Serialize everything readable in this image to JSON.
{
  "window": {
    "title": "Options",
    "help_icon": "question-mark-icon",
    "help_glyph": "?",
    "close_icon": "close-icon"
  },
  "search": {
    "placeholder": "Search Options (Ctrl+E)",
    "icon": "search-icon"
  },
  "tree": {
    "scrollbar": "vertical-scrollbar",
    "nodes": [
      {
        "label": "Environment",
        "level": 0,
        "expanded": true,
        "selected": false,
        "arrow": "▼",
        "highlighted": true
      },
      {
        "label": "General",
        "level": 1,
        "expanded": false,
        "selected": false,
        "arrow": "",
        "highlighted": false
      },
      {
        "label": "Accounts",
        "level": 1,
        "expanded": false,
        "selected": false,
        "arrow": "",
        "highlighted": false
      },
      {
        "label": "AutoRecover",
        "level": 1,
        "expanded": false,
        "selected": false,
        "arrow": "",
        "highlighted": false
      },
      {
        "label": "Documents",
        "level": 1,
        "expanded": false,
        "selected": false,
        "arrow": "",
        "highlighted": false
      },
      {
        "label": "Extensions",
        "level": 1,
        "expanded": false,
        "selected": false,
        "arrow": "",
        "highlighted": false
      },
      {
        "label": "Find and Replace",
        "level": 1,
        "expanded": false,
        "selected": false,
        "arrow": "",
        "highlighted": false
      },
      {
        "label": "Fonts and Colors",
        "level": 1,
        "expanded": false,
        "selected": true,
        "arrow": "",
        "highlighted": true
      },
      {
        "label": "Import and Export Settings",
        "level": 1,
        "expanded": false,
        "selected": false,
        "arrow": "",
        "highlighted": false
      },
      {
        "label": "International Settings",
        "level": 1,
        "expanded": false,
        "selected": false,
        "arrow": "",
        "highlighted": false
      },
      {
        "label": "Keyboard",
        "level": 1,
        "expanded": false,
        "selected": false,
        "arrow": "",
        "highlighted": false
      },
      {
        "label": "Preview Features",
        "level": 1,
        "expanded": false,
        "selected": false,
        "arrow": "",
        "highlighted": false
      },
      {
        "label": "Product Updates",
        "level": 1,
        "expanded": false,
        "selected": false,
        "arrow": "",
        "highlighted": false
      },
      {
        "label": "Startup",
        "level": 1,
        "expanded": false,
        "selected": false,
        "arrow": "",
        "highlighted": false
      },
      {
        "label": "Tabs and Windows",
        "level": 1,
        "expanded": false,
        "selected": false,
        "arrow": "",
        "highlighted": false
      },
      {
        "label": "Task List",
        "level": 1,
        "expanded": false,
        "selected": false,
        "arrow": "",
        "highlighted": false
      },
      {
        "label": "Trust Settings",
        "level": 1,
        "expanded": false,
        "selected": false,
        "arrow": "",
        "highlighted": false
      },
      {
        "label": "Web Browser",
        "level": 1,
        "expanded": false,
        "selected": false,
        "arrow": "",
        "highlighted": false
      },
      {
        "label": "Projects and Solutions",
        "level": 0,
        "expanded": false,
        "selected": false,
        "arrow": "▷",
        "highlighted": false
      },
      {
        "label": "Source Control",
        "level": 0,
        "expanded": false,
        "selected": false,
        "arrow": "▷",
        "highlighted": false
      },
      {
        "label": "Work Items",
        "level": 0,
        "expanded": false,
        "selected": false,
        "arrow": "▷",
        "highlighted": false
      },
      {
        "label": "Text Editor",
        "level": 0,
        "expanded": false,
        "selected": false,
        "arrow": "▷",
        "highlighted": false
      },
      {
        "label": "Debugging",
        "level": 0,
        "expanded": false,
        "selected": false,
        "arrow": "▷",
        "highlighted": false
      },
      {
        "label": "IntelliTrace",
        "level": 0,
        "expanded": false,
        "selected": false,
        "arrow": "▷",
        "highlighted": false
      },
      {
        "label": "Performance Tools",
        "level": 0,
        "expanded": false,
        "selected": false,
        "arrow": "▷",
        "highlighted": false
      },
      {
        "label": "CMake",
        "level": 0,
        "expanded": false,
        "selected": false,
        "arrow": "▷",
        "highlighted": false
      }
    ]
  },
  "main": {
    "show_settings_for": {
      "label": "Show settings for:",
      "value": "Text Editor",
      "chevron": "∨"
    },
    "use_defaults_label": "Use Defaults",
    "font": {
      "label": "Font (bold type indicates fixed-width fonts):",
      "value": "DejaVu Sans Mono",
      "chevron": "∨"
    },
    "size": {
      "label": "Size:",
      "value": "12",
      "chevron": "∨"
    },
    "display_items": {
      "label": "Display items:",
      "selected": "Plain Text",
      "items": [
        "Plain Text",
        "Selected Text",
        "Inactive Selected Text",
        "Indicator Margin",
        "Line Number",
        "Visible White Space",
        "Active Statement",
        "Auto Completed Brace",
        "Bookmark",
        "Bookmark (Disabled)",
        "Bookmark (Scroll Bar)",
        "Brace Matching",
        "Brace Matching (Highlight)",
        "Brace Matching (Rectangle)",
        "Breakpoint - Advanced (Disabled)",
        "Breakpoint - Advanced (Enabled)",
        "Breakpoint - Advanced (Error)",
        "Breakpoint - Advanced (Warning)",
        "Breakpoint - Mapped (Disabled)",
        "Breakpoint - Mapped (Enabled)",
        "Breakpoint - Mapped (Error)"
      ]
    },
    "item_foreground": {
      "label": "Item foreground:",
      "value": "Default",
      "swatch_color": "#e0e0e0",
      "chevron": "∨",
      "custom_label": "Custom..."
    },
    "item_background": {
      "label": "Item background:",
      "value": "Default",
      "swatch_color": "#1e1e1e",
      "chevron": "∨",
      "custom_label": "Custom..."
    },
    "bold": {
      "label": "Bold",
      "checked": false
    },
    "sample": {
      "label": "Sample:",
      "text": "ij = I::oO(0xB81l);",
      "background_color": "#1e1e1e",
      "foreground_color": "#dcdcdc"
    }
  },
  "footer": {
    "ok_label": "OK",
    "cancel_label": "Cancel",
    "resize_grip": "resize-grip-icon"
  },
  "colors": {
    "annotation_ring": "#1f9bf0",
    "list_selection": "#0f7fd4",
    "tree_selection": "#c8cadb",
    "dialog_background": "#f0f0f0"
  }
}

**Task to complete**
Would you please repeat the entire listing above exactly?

**The completed task**
Serialize everything readable in this image to JSON.
{
  "window": {
    "title": "Options",
    "help_icon": "question-mark-icon",
    "help_glyph": "?",
    "close_icon": "close-icon"
  },
  "search": {
    "placeholder": "Search Options (Ctrl+E)",
    "icon": "search-icon"
  },
  "tree": {
    "scrollbar": "vertical-scrollbar",
    "nodes": [
      {
        "label": "Environment",
        "level": 0,
        "expanded": true,
        "selected": false,
        "arrow": "▼",
        "highlighted": true
      },
      {
        "label": "General",
        "level": 1,
        "expanded": false,
        "selected": false,
        "arrow": "",
        "highlighted": false
      },
      {
        "label": "Accounts",
        "level": 1,
        "expanded": false,
        "selected": false,
        "arrow": "",
        "highlighted": false
      },
      {
        "label": "AutoRecover",
        "level": 1,
        "expanded": false,
        "selected": false,
        "arrow": "",
        "highlighted": false
      },
      {
        "label": "Documents",
        "level": 1,
        "expanded": false,
        "selected": false,
        "arrow": "",
        "highlighted": false
      },
      {
        "label": "Extensions",
        "level": 1,
        "expanded": false,
        "selected": false,
        "arrow": "",
        "highlighted": false
      },
      {
        "label": "Find and Replace",
        "level": 1,
        "expanded": false,
        "selected": false,
        "arrow": "",
        "highlighted": false
      },
      {
        "label": "Fonts and Colors",
        "level": 1,
        "expanded": false,
        "selected": true,
        "arrow": "",
        "highlighted": true
      },
      {
        "label": "Import and Export Settings",
        "level": 1,
        "expanded": false,
        "selected": false,
        "arrow": "",
        "highlighted": false
      },
      {
        "label": "International Settings",
        "level": 1,
        "expanded": false,
        "selected": false,
        "arrow": "",
        "highlighted": false
      },
      {
        "label": "Keyboard",
        "level": 1,
        "expanded": false,
        "selected": false,
        "arrow": "",
        "highlighted": false
      },
      {
        "label": "Preview Features",
        "level": 1,
        "expanded": false,
        "selected": false,
        "arrow": "",
        "highlighted": false
      },
      {
        "label": "Product Updates",
        "level": 1,
        "expanded": false,
        "selected": false,
        "arrow": "",
        "highlighted": false
      },
      {
        "label": "Startup",
        "level": 1,
        "expanded": false,
        "selected": false,
        "arrow": "",
        "highlighted": false
      },
      {
        "label": "Tabs and Windows",
        "level": 1,
        "expanded": false,
        "selected": false,
        "arrow": "",
        "highlighted": false
      },
      {
        "label": "Task List",
        "level": 1,
        "expanded": false,
        "selected": false,
        "arrow": "",
        "highlighted": false
      },
      {
        "label": "Trust Settings",
        "level": 1,
        "expanded": false,
        "selected": false,
        "arrow": "",
        "highlighted": false
      },
      {
        "label": "Web Browser",
        "level": 1,
        "expanded": false,
        "selected": false,
        "arrow": "",
        "highlighted": false
      },
      {
        "label": "Projects and Solutions",
        "level": 0,
        "expanded": false,
        "selected": false,
        "arrow": "▷",
        "highlighted": false
      },
      {
        "label": "Source Control",
        "level": 0,
        "expanded": false,
        "selected": false,
        "arrow": "▷",
        "highlighted": false
      },
      {
        "label": "Work Items",
        "level": 0,
        "expanded": false,
        "selected": false,
        "arrow": "▷",
        "highlighted": false
      },
      {
        "label": "Text Editor",
        "level": 0,
        "expanded": false,
        "selected": false,
        "arrow": "▷",
        "highlighted": false
      },
      {
        "label": "Debugging",
        "level": 0,
        "expanded": false,
        "selected": false,
        "arrow": "▷",
        "highlighted": false
      },
      {
        "label": "IntelliTrace",
        "level": 0,
        "expanded": false,
        "selected": false,
        "arrow": "▷",
        "highlighted": false
      },
      {
        "label": "Performance Tools",
        "level": 0,
        "expanded": false,
        "selected": false,
        "arrow": "▷",
        "highlighted": false
      },
      {
        "label": "CMake",
        "level": 0,
        "expanded": false,
        "selected": false,
        "arrow": "▷",
        "highlighted": false
      }
    ]
  },
  "main": {
    "show_settings_for": {
      "label": "Show settings for:",
      "value": "Text Editor",
      "chevron": "∨"
    },
    "use_defaults_label": "Use Defaults",
    "font": {
      "label": "Font (bold type indicates fixed-width fonts):",
      "value": "DejaVu Sans Mono",
      "chevron": "∨"
    },
    "size": {
      "label": "Size:",
      "value": "12",
      "chevron": "∨"
    },
    "display_items": {
      "label": "Display items:",
      "selected": "Plain Text",
      "items": [
        "Plain Text",
        "Selected Text",
        "Inactive Selected Text",
        "Indicator Margin",
        "Line Number",
        "Visible White Space",
        "Active Statement",
        "Auto Completed Brace",
        "Bookmark",
        "Bookmark (Disabled)",
        "Bookmark (Scroll Bar)",
        "Brace Matching",
        "Brace Matching (Highlight)",
        "Brace Matching (Rectangle)",
        "Breakpoint - Advanced (Disabled)",
        "Breakpoint - Advanced (Enabled)",
        "Breakpoint - Advanced (Error)",
        "Breakpoint - Advanced (Warning)",
        "Breakpoint - Mapped (Disabled)",
        "Breakpoint - Mapped (Enabled)",
        "Breakpoint - Mapped (Error)"
      ]
    },
    "item_foreground": {
      "label": "Item foreground:",
      "value": "Default",
      "swatch_color": "#e0e0e0",
      "chevron": "∨",
      "custom_label": "Custom..."
    },
    "item_background": {
      "label": "Item background:",
      "value": "Default",
      "swatch_color": "#1e1e1e",
      "chevron": "∨",
      "custom_label": "Custom..."
    },
    "bold": {
      "label": "Bold",
      "checked": false
    },
    "sample": {
      "label": "Sample:",
      "text": "ij = I::oO(0xB81l);",
      "background_color": "#1e1e1e",
      "foreground_color": "#dcdcdc"
    }
  },
  "footer": {
    "ok_label": "OK",
    "cancel_label": "Cancel",
    "resize_grip": "resize-grip-icon"
  },
  "colors": {
    "annotation_ring": "#1f9bf0",
    "list_selection": "#0f7fd4",
    "tree_selection": "#c8cadb",
    "dialog_background": "#f0f0f0"
  }
}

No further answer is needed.